Sensex & realty
After reaching a trough of 8,160 points, the recent turnaround in stock mark with Sensex zooming past the magical 20,000 mark, may cheer up India Inc., but it has certainly not lifted the sagging spirits of the real estate market.
Here, what's significant to note is that many real estate companies made fortunes during the earlier bull run of 2006-08. But the present bull run has bypassed these companies. This is clearly established by the sector index which registered a double-digit increase during the previous bull run but nosedived by over 4 per cent this year.
Despite buoyancy in stock market and GDP growth, real estate sector is not able to match the pace of economic upturn. Stocks of the many listed companies which brought out their IPOs during the boom time are trading much below the offer price. In some cases, there's an erosion of 40-50 per cent where peak stock prices of few stocks have crashed upto 300 per cent.
So much so that even the wealth of india real estate barons has been considerably eroded. The wealth of KP Singh, the premier of India's number one real estate company, DLF has gone down from a whopping Rs 1,36,925 crore to Rs 48,536 crore, between October 29, 2007 and September 21, 2010 (two crest periods of stock market), registering a fall of over 64 per cent. Similarly, the personal wealth of Ramesh Chandra, the promoter of country's second largest real estate firm, Unitech, has plummeted from Rs 4,4510 crore to Rs 10,049 crore, a fall of over 77 per cent.

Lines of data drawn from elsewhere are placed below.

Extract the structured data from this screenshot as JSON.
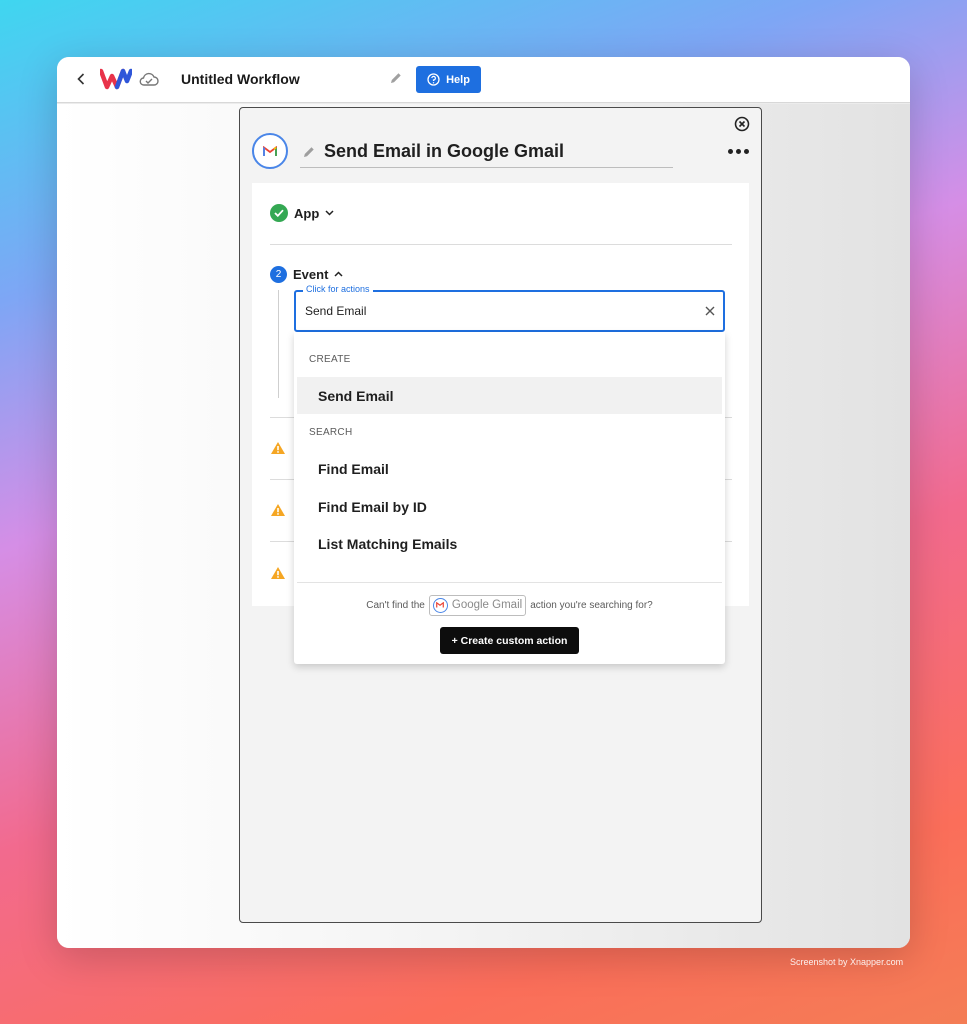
{
  "topbar": {
    "workflow_title": "Untitled Workflow",
    "help_label": "Help"
  },
  "panel": {
    "title": "Send Email in Google Gmail",
    "steps": {
      "app_label": "App",
      "event_number": "2",
      "event_label": "Event"
    }
  },
  "search": {
    "floating_label": "Click for actions",
    "value": "Send Email"
  },
  "dropdown": {
    "groups": [
      {
        "label": "CREATE",
        "options": [
          "Send Email"
        ]
      },
      {
        "label": "SEARCH",
        "options": [
          "Find Email",
          "Find Email by ID",
          "List Matching Emails"
        ]
      }
    ],
    "footer": {
      "prefix": "Can't find the",
      "app_chip": "Google Gmail",
      "suffix": "action you're searching for?",
      "create_button": "+ Create custom action"
    }
  },
  "credit": "Screenshot by Xnapper.com",
  "colors": {
    "accent_blue": "#1e6fe0",
    "success_green": "#34a853",
    "warning_orange": "#f5a623"
  }
}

This scenario is not favourable for a number of real estate IPOs in the pipeline. About a dozen realty companies are deferring their offers despite getting regulatory approvals and the fate of another half a dozen players who are awaiting final nod is no less uncertain. And if these IPOs, (largely meant for debt-clearing and funding land purchase) fail to materialise, it will spell more financial trouble for these realty players that are struggling to cope with serious debt problems.
Despite some revival, cash flows of developers have not yet stabilised. And to make matters worse, banks are not keen to either give new loans or restructure the old loans due to mounting bad debts. As a result of that, developers are going in for high cost non-banking funding options to meet their capital requirements.
Amidst these funding woes, developers are further hit by cooling of demand due to rising property and mortgage prices. While various industry surveys establish that the maximum (85-90 per cent) demand is for mid to affordable housing, this latent demand has been adversely hit by unrealistically high prices. A HDFC Securities survey has already pressed the panic button in its report stating that sharp increase in property prices is adversely impacting the absorption of over 260 million sq ft of residential property in key metros. So much so that analysts are also openly questioning the sustainability of real estate market amidst investor-driven sales and over supply situation.
Are we heading for a double dip situation? There is a real danger of it considering that all the ills which are currently plaguing the sector are the ones which were responsible for the slowdown in 2008-09. Leading real estate IPC JLLM has already cautioned against the possibility of property bubble developing by Q4 2010 end.
Surely, it is time for real(i)ty check. Real estate players have to put their house in order lest they fritter away the gains of realty revival and head for another round of recession. Clearly, end-users and long-term investors hold the key to sustain the market.